> [Directions]
In the listing below, locate the lines that hold "true" and copy them.

> [Records for the task]
..........

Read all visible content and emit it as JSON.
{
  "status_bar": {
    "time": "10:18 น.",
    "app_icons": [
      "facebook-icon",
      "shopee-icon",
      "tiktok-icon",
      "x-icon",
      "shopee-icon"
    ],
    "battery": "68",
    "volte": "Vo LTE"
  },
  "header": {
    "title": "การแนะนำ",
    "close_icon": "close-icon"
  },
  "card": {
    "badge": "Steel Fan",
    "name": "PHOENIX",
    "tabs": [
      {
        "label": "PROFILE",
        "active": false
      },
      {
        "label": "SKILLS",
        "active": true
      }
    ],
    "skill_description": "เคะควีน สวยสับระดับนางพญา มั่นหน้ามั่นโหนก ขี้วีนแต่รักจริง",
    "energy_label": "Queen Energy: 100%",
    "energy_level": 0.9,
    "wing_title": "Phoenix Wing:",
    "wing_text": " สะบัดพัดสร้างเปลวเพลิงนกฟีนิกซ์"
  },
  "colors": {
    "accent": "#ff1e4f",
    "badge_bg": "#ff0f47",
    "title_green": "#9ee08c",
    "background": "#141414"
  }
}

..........

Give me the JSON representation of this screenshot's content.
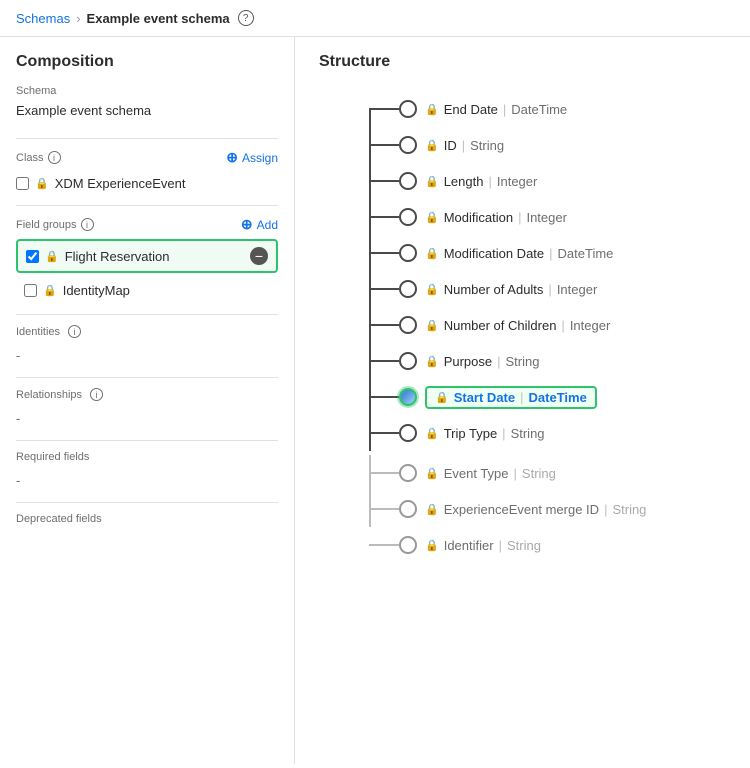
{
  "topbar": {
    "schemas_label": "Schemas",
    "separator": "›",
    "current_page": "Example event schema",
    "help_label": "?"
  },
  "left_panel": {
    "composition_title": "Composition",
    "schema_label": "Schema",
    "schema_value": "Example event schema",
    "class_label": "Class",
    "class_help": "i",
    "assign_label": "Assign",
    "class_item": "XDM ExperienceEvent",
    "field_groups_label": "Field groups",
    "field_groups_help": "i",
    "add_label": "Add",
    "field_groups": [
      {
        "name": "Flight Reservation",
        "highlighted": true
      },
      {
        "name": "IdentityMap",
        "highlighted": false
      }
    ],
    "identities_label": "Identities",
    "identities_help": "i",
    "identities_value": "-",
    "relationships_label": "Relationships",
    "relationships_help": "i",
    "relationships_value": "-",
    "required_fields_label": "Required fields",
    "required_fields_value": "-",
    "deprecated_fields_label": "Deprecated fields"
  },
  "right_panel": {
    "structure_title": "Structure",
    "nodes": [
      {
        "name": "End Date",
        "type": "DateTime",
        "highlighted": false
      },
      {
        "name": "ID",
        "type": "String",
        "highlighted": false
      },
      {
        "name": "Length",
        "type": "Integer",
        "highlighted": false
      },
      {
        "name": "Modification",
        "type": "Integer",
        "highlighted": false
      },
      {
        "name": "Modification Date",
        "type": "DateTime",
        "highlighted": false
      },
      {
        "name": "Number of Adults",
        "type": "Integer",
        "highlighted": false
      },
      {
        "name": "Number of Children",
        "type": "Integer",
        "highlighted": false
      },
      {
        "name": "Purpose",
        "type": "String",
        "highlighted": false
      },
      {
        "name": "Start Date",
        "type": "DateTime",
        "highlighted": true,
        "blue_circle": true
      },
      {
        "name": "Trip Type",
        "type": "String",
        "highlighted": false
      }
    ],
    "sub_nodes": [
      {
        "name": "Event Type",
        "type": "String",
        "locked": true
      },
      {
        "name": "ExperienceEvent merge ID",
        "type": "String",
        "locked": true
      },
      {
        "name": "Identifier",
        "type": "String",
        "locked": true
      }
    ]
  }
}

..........

> [Result of this task]
        "active": true
        "highlighted": true
        "highlighted": true,
        "blue_circle": true
        "locked": true
        "locked": true
        "locked": true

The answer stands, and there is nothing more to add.